WHAT THE TASK REQUIRES
Determine how many lines in the records include "EURUSD". Write the number and nothing more.

Collected data entries

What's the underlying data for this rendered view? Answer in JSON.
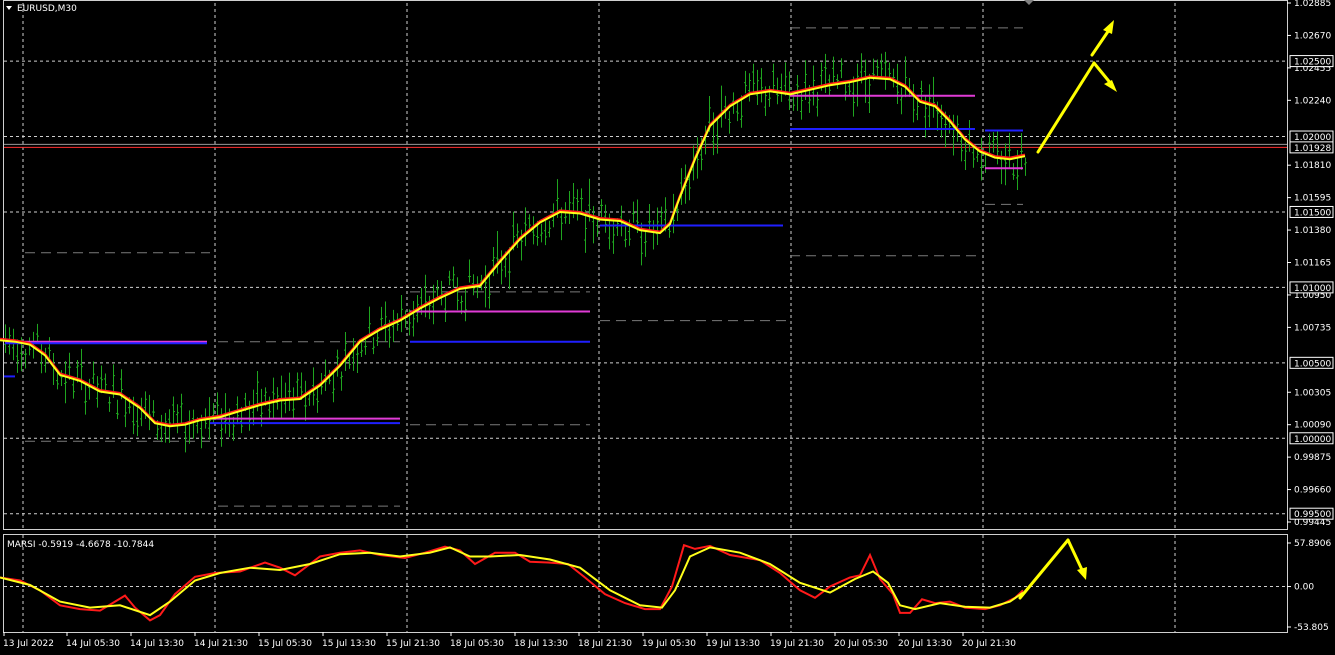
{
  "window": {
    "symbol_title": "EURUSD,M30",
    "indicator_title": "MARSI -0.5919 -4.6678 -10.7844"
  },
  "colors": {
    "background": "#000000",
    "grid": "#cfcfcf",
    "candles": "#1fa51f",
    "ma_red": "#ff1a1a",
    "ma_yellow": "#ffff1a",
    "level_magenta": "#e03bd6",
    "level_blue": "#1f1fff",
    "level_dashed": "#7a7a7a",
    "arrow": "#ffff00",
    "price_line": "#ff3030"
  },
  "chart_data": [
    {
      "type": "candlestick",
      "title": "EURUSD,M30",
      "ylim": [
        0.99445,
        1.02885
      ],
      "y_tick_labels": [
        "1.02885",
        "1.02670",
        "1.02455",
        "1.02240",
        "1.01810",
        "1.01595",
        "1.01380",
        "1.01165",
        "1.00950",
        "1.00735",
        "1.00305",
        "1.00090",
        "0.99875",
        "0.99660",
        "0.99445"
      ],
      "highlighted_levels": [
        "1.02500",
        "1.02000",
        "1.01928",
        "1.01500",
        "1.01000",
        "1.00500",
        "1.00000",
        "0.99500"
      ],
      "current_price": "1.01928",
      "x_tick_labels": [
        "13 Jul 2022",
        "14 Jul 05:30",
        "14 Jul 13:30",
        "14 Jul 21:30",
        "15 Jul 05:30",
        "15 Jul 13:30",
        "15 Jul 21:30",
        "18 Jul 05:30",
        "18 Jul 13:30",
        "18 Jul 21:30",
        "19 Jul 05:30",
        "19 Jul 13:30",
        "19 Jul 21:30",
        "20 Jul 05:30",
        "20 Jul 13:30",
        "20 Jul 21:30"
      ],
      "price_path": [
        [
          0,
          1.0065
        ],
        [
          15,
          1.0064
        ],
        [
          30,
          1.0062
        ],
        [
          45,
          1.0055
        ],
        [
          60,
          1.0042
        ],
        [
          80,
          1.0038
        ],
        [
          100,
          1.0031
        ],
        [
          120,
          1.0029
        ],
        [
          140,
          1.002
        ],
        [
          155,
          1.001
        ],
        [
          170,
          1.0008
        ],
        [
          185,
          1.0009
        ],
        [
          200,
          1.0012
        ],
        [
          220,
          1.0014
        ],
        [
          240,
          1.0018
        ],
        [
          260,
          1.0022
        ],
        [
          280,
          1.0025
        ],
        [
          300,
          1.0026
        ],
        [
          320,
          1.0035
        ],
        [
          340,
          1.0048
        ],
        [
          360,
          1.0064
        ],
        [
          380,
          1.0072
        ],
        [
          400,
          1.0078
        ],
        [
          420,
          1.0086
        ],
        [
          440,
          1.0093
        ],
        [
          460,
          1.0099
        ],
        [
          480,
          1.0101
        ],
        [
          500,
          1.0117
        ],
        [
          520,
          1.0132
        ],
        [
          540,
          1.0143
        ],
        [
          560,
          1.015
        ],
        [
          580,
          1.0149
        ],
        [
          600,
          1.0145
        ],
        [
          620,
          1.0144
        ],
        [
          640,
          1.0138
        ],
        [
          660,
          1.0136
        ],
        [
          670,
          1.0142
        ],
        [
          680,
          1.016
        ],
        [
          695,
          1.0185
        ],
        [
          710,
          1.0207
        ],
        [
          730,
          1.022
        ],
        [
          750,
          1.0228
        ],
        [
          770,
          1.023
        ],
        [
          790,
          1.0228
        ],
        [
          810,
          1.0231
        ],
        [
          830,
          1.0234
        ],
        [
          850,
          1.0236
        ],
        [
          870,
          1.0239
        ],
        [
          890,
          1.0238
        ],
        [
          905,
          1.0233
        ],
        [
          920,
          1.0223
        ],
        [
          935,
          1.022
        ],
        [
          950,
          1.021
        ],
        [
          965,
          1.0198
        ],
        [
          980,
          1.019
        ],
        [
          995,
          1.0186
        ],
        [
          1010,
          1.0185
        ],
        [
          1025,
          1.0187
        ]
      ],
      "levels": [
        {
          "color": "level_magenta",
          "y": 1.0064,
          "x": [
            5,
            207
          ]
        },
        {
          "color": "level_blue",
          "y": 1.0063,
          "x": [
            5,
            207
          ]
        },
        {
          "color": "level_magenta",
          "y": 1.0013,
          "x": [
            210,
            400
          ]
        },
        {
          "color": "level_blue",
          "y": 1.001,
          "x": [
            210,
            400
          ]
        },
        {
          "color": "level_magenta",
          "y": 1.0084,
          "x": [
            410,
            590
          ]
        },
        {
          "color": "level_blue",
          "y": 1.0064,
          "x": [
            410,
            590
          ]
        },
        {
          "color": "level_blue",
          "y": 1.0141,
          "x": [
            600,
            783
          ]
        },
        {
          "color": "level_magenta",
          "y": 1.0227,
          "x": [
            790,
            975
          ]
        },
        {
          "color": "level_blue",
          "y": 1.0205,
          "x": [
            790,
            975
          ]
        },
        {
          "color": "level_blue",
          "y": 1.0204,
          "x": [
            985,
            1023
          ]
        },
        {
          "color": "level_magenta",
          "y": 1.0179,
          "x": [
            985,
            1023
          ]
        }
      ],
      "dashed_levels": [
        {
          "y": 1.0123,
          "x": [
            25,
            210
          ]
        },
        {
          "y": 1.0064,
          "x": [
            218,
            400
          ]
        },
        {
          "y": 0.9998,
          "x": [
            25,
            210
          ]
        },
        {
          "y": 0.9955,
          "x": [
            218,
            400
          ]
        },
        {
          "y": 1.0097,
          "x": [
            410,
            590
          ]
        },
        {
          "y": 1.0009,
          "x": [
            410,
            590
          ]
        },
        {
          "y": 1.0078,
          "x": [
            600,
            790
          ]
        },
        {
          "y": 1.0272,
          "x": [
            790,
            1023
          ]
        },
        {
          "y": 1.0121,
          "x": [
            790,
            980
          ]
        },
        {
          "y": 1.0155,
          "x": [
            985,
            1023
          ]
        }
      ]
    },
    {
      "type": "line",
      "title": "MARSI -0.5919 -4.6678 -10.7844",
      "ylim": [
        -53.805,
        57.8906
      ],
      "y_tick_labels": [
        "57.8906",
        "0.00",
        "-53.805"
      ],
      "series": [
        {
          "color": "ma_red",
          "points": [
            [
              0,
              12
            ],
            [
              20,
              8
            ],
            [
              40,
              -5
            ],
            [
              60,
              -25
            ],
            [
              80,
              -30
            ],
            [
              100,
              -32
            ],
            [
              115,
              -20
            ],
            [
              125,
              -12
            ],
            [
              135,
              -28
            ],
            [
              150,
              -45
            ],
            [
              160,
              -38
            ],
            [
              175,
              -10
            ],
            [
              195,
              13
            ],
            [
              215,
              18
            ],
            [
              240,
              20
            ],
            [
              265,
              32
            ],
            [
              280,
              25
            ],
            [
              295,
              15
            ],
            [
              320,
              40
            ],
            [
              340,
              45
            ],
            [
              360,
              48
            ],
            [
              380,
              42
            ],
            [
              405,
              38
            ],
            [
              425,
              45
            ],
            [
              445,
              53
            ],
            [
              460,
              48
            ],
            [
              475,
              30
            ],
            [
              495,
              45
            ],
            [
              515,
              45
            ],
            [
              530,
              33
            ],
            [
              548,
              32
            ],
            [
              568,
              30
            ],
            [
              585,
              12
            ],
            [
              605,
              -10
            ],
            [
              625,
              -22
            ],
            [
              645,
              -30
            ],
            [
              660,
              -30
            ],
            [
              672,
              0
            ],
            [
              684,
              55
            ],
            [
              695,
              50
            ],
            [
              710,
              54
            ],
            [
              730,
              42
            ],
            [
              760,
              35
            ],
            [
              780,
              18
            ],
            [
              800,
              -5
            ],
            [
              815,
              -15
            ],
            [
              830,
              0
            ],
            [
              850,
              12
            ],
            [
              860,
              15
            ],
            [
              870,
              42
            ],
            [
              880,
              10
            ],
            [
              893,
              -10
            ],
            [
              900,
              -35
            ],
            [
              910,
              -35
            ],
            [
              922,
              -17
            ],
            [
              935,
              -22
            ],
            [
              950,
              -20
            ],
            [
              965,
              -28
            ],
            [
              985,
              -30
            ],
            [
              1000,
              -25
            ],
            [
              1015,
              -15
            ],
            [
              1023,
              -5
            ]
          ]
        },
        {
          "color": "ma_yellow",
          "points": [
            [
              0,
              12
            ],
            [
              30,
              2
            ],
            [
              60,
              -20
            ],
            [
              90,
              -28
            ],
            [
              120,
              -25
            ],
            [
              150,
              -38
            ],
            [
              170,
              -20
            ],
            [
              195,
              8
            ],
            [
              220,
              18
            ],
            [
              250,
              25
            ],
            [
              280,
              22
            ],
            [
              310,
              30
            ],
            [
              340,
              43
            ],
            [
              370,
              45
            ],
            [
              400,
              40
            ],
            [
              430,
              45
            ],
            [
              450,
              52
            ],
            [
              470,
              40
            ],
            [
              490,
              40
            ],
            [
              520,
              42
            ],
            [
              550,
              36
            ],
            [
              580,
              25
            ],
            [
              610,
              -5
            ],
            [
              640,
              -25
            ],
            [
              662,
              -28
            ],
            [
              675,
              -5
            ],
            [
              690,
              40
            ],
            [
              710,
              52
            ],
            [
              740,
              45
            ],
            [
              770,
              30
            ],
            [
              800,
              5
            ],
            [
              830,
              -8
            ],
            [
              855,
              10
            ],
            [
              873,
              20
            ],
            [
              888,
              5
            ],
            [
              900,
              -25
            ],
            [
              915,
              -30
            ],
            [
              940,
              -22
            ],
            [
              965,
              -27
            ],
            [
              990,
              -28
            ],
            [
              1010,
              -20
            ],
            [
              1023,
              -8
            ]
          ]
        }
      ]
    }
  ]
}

TASK ANSWER
2